▶ Task statement: Reproduce each entry exactly, so that everything except the pictures is carried over.

□ □ □

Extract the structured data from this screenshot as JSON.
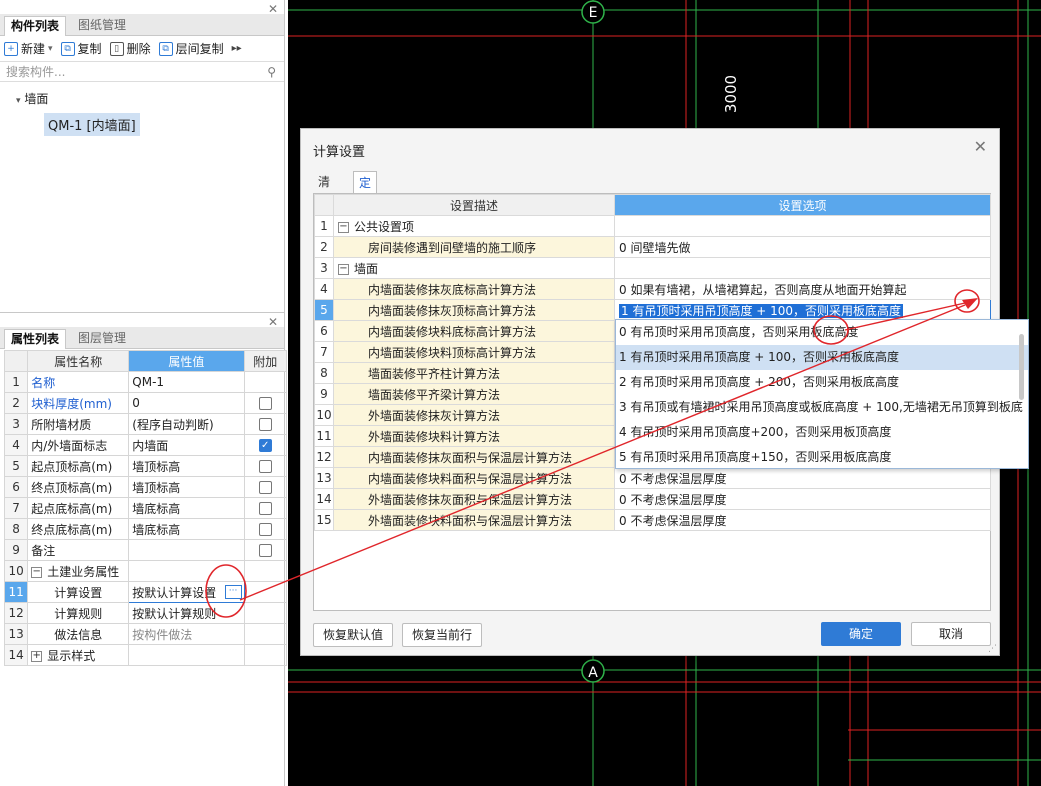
{
  "component_panel": {
    "tabs": [
      "构件列表",
      "图纸管理"
    ],
    "toolbar": {
      "new": "新建",
      "copy": "复制",
      "delete": "删除",
      "floor_copy": "层间复制"
    },
    "search_placeholder": "搜索构件...",
    "tree_group": "墙面",
    "tree_item": "QM-1 [内墙面]"
  },
  "property_panel": {
    "tabs": [
      "属性列表",
      "图层管理"
    ],
    "headers": {
      "name": "属性名称",
      "value": "属性值",
      "extra": "附加"
    },
    "rows": [
      {
        "n": "1",
        "name": "名称",
        "value": "QM-1",
        "checkbox": "none",
        "blue": true
      },
      {
        "n": "2",
        "name": "块料厚度(mm)",
        "value": "0",
        "checkbox": "off",
        "blue": true
      },
      {
        "n": "3",
        "name": "所附墙材质",
        "value": "(程序自动判断)",
        "checkbox": "off",
        "blue": false
      },
      {
        "n": "4",
        "name": "内/外墙面标志",
        "value": "内墙面",
        "checkbox": "on",
        "blue": false
      },
      {
        "n": "5",
        "name": "起点顶标高(m)",
        "value": "墙顶标高",
        "checkbox": "off",
        "blue": false
      },
      {
        "n": "6",
        "name": "终点顶标高(m)",
        "value": "墙顶标高",
        "checkbox": "off",
        "blue": false
      },
      {
        "n": "7",
        "name": "起点底标高(m)",
        "value": "墙底标高",
        "checkbox": "off",
        "blue": false
      },
      {
        "n": "8",
        "name": "终点底标高(m)",
        "value": "墙底标高",
        "checkbox": "off",
        "blue": false
      },
      {
        "n": "9",
        "name": "备注",
        "value": "",
        "checkbox": "off",
        "blue": false
      },
      {
        "n": "10",
        "name": "土建业务属性",
        "value": "",
        "checkbox": "none",
        "blue": false
      },
      {
        "n": "11",
        "name": "计算设置",
        "value": "按默认计算设置",
        "checkbox": "none",
        "blue": false
      },
      {
        "n": "12",
        "name": "计算规则",
        "value": "按默认计算规则",
        "checkbox": "none",
        "blue": false
      },
      {
        "n": "13",
        "name": "做法信息",
        "value": "按构件做法",
        "checkbox": "none",
        "blue": false
      },
      {
        "n": "14",
        "name": "显示样式",
        "value": "",
        "checkbox": "none",
        "blue": false
      }
    ],
    "ellipsis": "···"
  },
  "cad": {
    "axis_top": "E",
    "axis_bottom": "A",
    "dimension": "3000"
  },
  "dialog": {
    "title": "计算设置",
    "tabs": [
      "清单",
      "定额"
    ],
    "col_desc": "设置描述",
    "col_opt": "设置选项",
    "rows": [
      {
        "n": "1",
        "desc": "公共设置项",
        "opt": "",
        "group": true
      },
      {
        "n": "2",
        "desc": "房间装修遇到间壁墙的施工顺序",
        "opt": "0 间壁墙先做",
        "group": false
      },
      {
        "n": "3",
        "desc": "墙面",
        "opt": "",
        "group": true
      },
      {
        "n": "4",
        "desc": "内墙面装修抹灰底标高计算方法",
        "opt": "0 如果有墙裙，从墙裙算起，否则高度从地面开始算起",
        "group": false
      },
      {
        "n": "5",
        "desc": "内墙面装修抹灰顶标高计算方法",
        "opt": "1 有吊顶时采用吊顶高度 + 100，否则采用板底高度",
        "group": false
      },
      {
        "n": "6",
        "desc": "内墙面装修块料底标高计算方法",
        "opt": "",
        "group": false
      },
      {
        "n": "7",
        "desc": "内墙面装修块料顶标高计算方法",
        "opt": "",
        "group": false
      },
      {
        "n": "8",
        "desc": "墙面装修平齐柱计算方法",
        "opt": "",
        "group": false
      },
      {
        "n": "9",
        "desc": "墙面装修平齐梁计算方法",
        "opt": "",
        "group": false
      },
      {
        "n": "10",
        "desc": "外墙面装修抹灰计算方法",
        "opt": "",
        "group": false
      },
      {
        "n": "11",
        "desc": "外墙面装修块料计算方法",
        "opt": "",
        "group": false
      },
      {
        "n": "12",
        "desc": "内墙面装修抹灰面积与保温层计算方法",
        "opt": "",
        "group": false
      },
      {
        "n": "13",
        "desc": "内墙面装修块料面积与保温层计算方法",
        "opt": "0 不考虑保温层厚度",
        "group": false
      },
      {
        "n": "14",
        "desc": "外墙面装修抹灰面积与保温层计算方法",
        "opt": "0 不考虑保温层厚度",
        "group": false
      },
      {
        "n": "15",
        "desc": "外墙面装修块料面积与保温层计算方法",
        "opt": "0 不考虑保温层厚度",
        "group": false
      }
    ],
    "dropdown": [
      "0 有吊顶时采用吊顶高度，否则采用板底高度",
      "1 有吊顶时采用吊顶高度 + 100，否则采用板底高度",
      "2 有吊顶时采用吊顶高度 + 200，否则采用板底高度",
      "3 有吊顶或有墙裙时采用吊顶高度或板底高度 + 100,无墙裙无吊顶算到板底",
      "4 有吊顶时采用吊顶高度+200，否则采用板顶高度",
      "5 有吊顶时采用吊顶高度+150，否则采用板底高度"
    ],
    "buttons": {
      "restore_default": "恢复默认值",
      "restore_row": "恢复当前行",
      "ok": "确定",
      "cancel": "取消"
    }
  },
  "colors": {
    "accent": "#2f7bd6",
    "header_selected": "#5aa7ec",
    "annotation": "#e0262b"
  }
}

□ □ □

▶ Task solution:
Extract the structured data from this screenshot as JSON.
{
  "component_panel": {
    "tabs": [
      "构件列表",
      "图纸管理"
    ],
    "toolbar": {
      "new": "新建",
      "copy": "复制",
      "delete": "删除",
      "floor_copy": "层间复制"
    },
    "search_placeholder": "搜索构件...",
    "tree_group": "墙面",
    "tree_item": "QM-1 [内墙面]"
  },
  "property_panel": {
    "tabs": [
      "属性列表",
      "图层管理"
    ],
    "headers": {
      "name": "属性名称",
      "value": "属性值",
      "extra": "附加"
    },
    "rows": [
      {
        "n": "1",
        "name": "名称",
        "value": "QM-1",
        "checkbox": "none",
        "blue": true
      },
      {
        "n": "2",
        "name": "块料厚度(mm)",
        "value": "0",
        "checkbox": "off",
        "blue": true
      },
      {
        "n": "3",
        "name": "所附墙材质",
        "value": "(程序自动判断)",
        "checkbox": "off",
        "blue": false
      },
      {
        "n": "4",
        "name": "内/外墙面标志",
        "value": "内墙面",
        "checkbox": "on",
        "blue": false
      },
      {
        "n": "5",
        "name": "起点顶标高(m)",
        "value": "墙顶标高",
        "checkbox": "off",
        "blue": false
      },
      {
        "n": "6",
        "name": "终点顶标高(m)",
        "value": "墙顶标高",
        "checkbox": "off",
        "blue": false
      },
      {
        "n": "7",
        "name": "起点底标高(m)",
        "value": "墙底标高",
        "checkbox": "off",
        "blue": false
      },
      {
        "n": "8",
        "name": "终点底标高(m)",
        "value": "墙底标高",
        "checkbox": "off",
        "blue": false
      },
      {
        "n": "9",
        "name": "备注",
        "value": "",
        "checkbox": "off",
        "blue": false
      },
      {
        "n": "10",
        "name": "土建业务属性",
        "value": "",
        "checkbox": "none",
        "blue": false
      },
      {
        "n": "11",
        "name": "计算设置",
        "value": "按默认计算设置",
        "checkbox": "none",
        "blue": false
      },
      {
        "n": "12",
        "name": "计算规则",
        "value": "按默认计算规则",
        "checkbox": "none",
        "blue": false
      },
      {
        "n": "13",
        "name": "做法信息",
        "value": "按构件做法",
        "checkbox": "none",
        "blue": false
      },
      {
        "n": "14",
        "name": "显示样式",
        "value": "",
        "checkbox": "none",
        "blue": false
      }
    ],
    "ellipsis": "···"
  },
  "cad": {
    "axis_top": "E",
    "axis_bottom": "A",
    "dimension": "3000"
  },
  "dialog": {
    "title": "计算设置",
    "tabs": [
      "清单",
      "定额"
    ],
    "col_desc": "设置描述",
    "col_opt": "设置选项",
    "rows": [
      {
        "n": "1",
        "desc": "公共设置项",
        "opt": "",
        "group": true
      },
      {
        "n": "2",
        "desc": "房间装修遇到间壁墙的施工顺序",
        "opt": "0 间壁墙先做",
        "group": false
      },
      {
        "n": "3",
        "desc": "墙面",
        "opt": "",
        "group": true
      },
      {
        "n": "4",
        "desc": "内墙面装修抹灰底标高计算方法",
        "opt": "0 如果有墙裙，从墙裙算起，否则高度从地面开始算起",
        "group": false
      },
      {
        "n": "5",
        "desc": "内墙面装修抹灰顶标高计算方法",
        "opt": "1 有吊顶时采用吊顶高度 + 100，否则采用板底高度",
        "group": false
      },
      {
        "n": "6",
        "desc": "内墙面装修块料底标高计算方法",
        "opt": "",
        "group": false
      },
      {
        "n": "7",
        "desc": "内墙面装修块料顶标高计算方法",
        "opt": "",
        "group": false
      },
      {
        "n": "8",
        "desc": "墙面装修平齐柱计算方法",
        "opt": "",
        "group": false
      },
      {
        "n": "9",
        "desc": "墙面装修平齐梁计算方法",
        "opt": "",
        "group": false
      },
      {
        "n": "10",
        "desc": "外墙面装修抹灰计算方法",
        "opt": "",
        "group": false
      },
      {
        "n": "11",
        "desc": "外墙面装修块料计算方法",
        "opt": "",
        "group": false
      },
      {
        "n": "12",
        "desc": "内墙面装修抹灰面积与保温层计算方法",
        "opt": "",
        "group": false
      },
      {
        "n": "13",
        "desc": "内墙面装修块料面积与保温层计算方法",
        "opt": "0 不考虑保温层厚度",
        "group": false
      },
      {
        "n": "14",
        "desc": "外墙面装修抹灰面积与保温层计算方法",
        "opt": "0 不考虑保温层厚度",
        "group": false
      },
      {
        "n": "15",
        "desc": "外墙面装修块料面积与保温层计算方法",
        "opt": "0 不考虑保温层厚度",
        "group": false
      }
    ],
    "dropdown": [
      "0 有吊顶时采用吊顶高度，否则采用板底高度",
      "1 有吊顶时采用吊顶高度 + 100，否则采用板底高度",
      "2 有吊顶时采用吊顶高度 + 200，否则采用板底高度",
      "3 有吊顶或有墙裙时采用吊顶高度或板底高度 + 100,无墙裙无吊顶算到板底",
      "4 有吊顶时采用吊顶高度+200，否则采用板顶高度",
      "5 有吊顶时采用吊顶高度+150，否则采用板底高度"
    ],
    "buttons": {
      "restore_default": "恢复默认值",
      "restore_row": "恢复当前行",
      "ok": "确定",
      "cancel": "取消"
    }
  },
  "colors": {
    "accent": "#2f7bd6",
    "header_selected": "#5aa7ec",
    "annotation": "#e0262b"
  }
}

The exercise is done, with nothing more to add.